Rugby World Cup - share the road
Rugby World Cup - share the road
Five Rugby World Cup games will be played in Central District and throughout this week Police will also be spreading five messages to help make your World Cup experience safe and enjoyable.
"New Zealand is anticipating 75,000 visitors from across the globe who will be travelling on our roads and enjoying the hospitality of our towns," said Operations Manager for Central District, Inspector Dave White. "We want them to arrive home after the tournament safely, and inspired with stories of a great country and great people."
key messages for Police in Central District are around:
• Road travel
• Anti-social and violent behaviour
• Personal safety
• Party and alcohol responsibility
• Property safety including credit card and identity safety
Today's message focuses on travel. Traffic volumes are set to increase significantly and Central District is home to some of the key highways that will transport fans between stadiums.
Many of those fans will be overseas tourists driving on unfamiliar roads in unfamiliar vehicles and in many cases used to driving on the right-hand side. Some will be in slower-moving camper cans and despite the well-signposted New Zealand road network some will inevitably find themselves lost.
"Coupled with the usual messages around speed, alcohol and fatigue, we are urging all motorists to be patient with one another," said Insp White. "We hope all Kiwis, regardless of their interest in rugby, will get into the spirit of the tournament and what it means to New Zealand. We want drivers to share the road and to lend a helping hand if they come across someone who is lost or has broken down. What we don't want is for a tragic death to be the lasting memory of the Rugby World Cup."
Fatigue is likely to be a big issue with motorists travelling some considerable distance in a short space of time. Remember, a fatigued driver is an unsafe driver and regular rest and refreshment breaks should be taken on long trips.
Inattention is also a concern for Police. Drivers excited about the rugby or their holiday or unfamiliar with their surroundings can be easily distracted.
Other road safety advice throughout the tournament is:
• Drive on the left-hand-side of
the road and give way to your right.

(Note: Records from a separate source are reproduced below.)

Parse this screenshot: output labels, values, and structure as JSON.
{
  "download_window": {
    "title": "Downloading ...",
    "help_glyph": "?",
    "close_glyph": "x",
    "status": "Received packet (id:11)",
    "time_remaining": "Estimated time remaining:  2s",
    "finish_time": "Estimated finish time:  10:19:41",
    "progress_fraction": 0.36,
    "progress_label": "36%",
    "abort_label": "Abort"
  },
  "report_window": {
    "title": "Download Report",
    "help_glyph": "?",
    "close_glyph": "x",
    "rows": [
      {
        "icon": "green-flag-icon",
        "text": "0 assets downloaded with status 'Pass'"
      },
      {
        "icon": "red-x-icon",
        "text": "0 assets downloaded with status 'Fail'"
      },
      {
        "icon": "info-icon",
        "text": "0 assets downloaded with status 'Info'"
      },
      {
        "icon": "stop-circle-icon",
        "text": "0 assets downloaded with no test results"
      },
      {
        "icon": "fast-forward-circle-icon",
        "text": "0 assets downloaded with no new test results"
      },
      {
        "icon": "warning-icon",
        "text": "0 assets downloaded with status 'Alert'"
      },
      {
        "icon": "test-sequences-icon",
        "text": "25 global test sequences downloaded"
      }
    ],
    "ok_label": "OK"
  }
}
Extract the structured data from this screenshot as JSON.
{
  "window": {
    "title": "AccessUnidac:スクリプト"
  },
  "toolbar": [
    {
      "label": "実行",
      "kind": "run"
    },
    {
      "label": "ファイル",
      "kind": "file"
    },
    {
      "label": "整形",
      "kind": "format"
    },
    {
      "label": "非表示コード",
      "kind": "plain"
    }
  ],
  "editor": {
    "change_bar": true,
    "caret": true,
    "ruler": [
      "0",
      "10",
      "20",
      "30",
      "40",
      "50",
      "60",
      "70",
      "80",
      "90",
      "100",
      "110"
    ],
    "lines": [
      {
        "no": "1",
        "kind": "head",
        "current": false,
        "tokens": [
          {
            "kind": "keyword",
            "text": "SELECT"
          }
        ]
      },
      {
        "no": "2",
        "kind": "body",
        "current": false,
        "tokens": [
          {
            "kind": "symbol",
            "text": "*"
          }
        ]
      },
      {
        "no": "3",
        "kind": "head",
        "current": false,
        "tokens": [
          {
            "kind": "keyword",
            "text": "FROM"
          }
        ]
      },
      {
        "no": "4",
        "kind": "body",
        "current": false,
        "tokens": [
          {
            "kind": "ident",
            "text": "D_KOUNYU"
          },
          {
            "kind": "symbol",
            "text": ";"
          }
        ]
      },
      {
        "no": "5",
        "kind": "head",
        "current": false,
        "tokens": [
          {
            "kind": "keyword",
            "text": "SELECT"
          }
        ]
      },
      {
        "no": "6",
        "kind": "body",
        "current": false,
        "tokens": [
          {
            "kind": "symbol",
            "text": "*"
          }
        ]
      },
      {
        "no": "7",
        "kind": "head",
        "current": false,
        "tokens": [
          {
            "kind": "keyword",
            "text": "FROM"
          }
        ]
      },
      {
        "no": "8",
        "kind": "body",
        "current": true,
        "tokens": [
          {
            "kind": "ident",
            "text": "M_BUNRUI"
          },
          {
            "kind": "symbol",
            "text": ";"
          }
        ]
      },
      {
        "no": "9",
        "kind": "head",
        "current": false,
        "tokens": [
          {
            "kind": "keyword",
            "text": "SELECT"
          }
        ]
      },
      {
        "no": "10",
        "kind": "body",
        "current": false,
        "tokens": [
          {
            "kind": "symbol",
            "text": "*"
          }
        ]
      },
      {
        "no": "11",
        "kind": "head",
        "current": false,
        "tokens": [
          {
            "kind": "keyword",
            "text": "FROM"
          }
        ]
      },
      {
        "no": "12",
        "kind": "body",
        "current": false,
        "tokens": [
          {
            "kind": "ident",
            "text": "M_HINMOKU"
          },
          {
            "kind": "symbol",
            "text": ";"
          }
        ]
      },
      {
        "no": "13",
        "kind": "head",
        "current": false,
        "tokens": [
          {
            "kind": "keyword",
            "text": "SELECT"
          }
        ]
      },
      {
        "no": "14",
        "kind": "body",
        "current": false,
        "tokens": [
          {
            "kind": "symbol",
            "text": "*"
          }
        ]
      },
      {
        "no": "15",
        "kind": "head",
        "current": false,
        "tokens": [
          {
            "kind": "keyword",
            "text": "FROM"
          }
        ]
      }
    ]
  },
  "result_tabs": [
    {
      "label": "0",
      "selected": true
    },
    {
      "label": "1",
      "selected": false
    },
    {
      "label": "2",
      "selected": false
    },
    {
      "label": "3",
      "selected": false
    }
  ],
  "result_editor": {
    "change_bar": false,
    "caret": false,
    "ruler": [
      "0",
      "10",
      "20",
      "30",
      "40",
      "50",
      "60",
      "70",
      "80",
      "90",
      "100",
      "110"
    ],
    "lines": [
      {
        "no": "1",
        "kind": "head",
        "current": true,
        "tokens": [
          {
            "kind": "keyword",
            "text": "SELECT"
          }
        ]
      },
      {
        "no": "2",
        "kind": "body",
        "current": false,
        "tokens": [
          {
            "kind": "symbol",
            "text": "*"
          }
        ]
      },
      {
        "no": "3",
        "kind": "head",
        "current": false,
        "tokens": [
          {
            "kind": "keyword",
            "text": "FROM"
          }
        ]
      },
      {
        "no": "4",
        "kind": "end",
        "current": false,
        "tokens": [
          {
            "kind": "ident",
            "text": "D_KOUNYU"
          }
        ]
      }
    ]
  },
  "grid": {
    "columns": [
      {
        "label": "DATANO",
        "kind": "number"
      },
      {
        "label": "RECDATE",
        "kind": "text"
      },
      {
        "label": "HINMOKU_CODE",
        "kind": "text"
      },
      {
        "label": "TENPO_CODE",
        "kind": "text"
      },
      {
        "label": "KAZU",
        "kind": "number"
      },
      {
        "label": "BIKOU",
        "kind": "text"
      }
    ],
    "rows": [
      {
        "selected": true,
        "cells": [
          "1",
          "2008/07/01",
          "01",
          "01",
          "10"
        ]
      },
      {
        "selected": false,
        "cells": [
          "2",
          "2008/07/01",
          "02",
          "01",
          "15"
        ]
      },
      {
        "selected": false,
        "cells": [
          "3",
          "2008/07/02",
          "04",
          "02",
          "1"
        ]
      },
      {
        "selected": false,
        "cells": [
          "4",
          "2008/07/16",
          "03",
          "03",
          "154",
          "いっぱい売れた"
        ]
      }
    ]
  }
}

• Keep within the speed limits. Speed limits are rigorously enforced by Police.
• Drive carefully according to the weather conditions.
• Fixed and mobile speed cameras operate throughout New Zealand.
• You are required by law to carry your driver licence with you at all times.
• All vehicle drivers and passengers must wear a safety belt or approved child restraint at all times.
• If you are cycling or motorcycling, cycle helmets and motorcycle helmets are compulsory.
• Driving under the influence of alcohol or drugs is a crime. Police actively enforce it day and night with every stopped driver breath-tested. Penalties are severe and your vehicle could be impounded in certain circumstances.
• Cell phone use whilst driving is an offence.
• If you are driving a campervan, you will generally drive more slowly than other vehicles. Where it is safe, please pull over to let other vehicles pass.
• For your own safety, hitch-hiking is not recommended.
• REMEMBER road sfaety is everyone's responsibility.
Rugby games in Central
11 September - Ireland v USA - New Plymouth at 6pm
15 September - Russia v USA - New Plymouth at 7.30pm
26 September - Wales v Namibia - New Plymouth at 7.30pm
28 September - Georgia v Romania - Palmerston North at 7.30pm
2 October - Argentina v Georgia - Palmerston North at 1pm